Making the Right Connection: Dreamweaver's Supported Protocols
The remote site on your web server is the destination for the files and folders that will be transferred from the local site on your computer's hard disk. Dreamweaver can use a variety of connection protocols (usually FTP, SFTP, or WebDAV) to connect to your web server. More on those protocols in a moment, but for now you'll need to get some information from your site administrator:
- The kind of connection your web server uses
- The Internet address of your server
- Your login (sometimes called a username) for the server
- Your password
- The folder's path on the server that contains your website
Once you get all this information, you can edit the site definition to add the remote site information. But first let's take a quick side trip and examine the different connection types.
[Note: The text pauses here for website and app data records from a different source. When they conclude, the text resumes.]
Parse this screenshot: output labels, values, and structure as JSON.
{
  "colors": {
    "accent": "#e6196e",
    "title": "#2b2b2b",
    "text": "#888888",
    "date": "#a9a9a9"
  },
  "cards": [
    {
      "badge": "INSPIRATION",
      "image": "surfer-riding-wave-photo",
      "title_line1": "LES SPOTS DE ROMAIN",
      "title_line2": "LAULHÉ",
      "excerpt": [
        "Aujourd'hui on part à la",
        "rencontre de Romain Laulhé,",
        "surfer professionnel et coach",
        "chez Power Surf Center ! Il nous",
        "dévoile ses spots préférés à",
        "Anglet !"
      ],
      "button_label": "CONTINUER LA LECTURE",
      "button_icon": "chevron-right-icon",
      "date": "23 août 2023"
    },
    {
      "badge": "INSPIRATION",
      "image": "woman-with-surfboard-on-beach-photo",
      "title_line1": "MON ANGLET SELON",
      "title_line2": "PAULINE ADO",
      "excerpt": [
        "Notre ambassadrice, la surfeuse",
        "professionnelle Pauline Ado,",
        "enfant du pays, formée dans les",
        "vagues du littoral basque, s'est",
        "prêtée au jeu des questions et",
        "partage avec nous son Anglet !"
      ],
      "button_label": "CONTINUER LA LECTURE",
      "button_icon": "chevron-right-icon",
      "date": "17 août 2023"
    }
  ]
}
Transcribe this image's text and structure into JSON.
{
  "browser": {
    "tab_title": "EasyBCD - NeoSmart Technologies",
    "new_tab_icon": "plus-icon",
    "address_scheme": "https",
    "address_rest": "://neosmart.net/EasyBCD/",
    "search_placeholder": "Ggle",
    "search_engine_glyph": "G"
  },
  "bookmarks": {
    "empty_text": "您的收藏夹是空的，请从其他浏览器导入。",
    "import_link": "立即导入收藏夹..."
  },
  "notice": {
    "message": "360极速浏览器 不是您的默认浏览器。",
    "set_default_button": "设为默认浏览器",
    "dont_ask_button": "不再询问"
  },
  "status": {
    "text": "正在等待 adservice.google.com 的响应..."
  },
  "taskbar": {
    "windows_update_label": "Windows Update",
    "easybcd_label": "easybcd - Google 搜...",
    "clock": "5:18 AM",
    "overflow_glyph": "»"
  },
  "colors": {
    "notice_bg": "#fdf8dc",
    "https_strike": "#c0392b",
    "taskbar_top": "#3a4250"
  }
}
File Transfer Protocol (FTP), also known as File Transport Protocol, is a common method for transferring files (such as web pages and images) between two computers connected to the Internet. Web servers often use FTP to send files between the server and the computer of the person who is maintaining the website. To do this, the server machine runs an FTP server program in addition to the web server software. Normally you need a program called an FTP client on your computer to transfer files to and from an FTP server. Dreamweaver has built-in client functions for several transfer protocols.
One of the drawbacks to FTP is that this protocol has no built-in security; all information is sent "in the clear," including your username, password, and the files themselves. The Secure FTP (SFTP) protocol solves this problem by encrypting all information sent between the SFTP client (in this case, Dreamweaver) and the SFTP server. SFTP uses the Secure Shell (SSH) protocol to add security to the connection. As a result, it allows encryption but not authentication; the client and the server can't exchange credentials to verify that access is really allowed. Virtually all web hosting companies support FTP and SFTP with no additional configuration needed.
The WebDAV protocol provides security and deals with another problem faced by Dreamweaver users: ensuring that only one person at a time is modifying a particular web page. WebDAV locks a file while it's being edited and releases the lock when the page is completed. Dreamweaver has its own system of locking and unlocking files when you use protocols other than WebDAV; in practice, you won't see a difference in the way Dreamweaver works, no matter which connection protocol you select. Most web hosts support WebDAV, though you or your administrator may need to enable its use on the remote server.
A newer method of adding security to FTP connections is FTP Secure (FTPS), although Dreamweaver doesn't use that terminology; instead it uses the more precise terms FTP over SSL/TLS (implicit encryption) and FTP over SSL/TLS (explicit encryption). With these methods, Dreamweaver not only encrypts its data transfers with the server, but also exchanges security credentials with the servers. These credentials are in the form of digitally signed server certificates, guaranteed by certificate authorities such as VeriSign and Thawte. The explicit encryption method allows both secure and insecure clients to use the server, but implements security if the client requests it. The implicit encryption method allows only secure clients to use the server.
In this article, we won't go into using these connection methods, nor another method Dreamweaver supports called RDS (short for ColdFusion's Remote Development Services, a legacy protocol).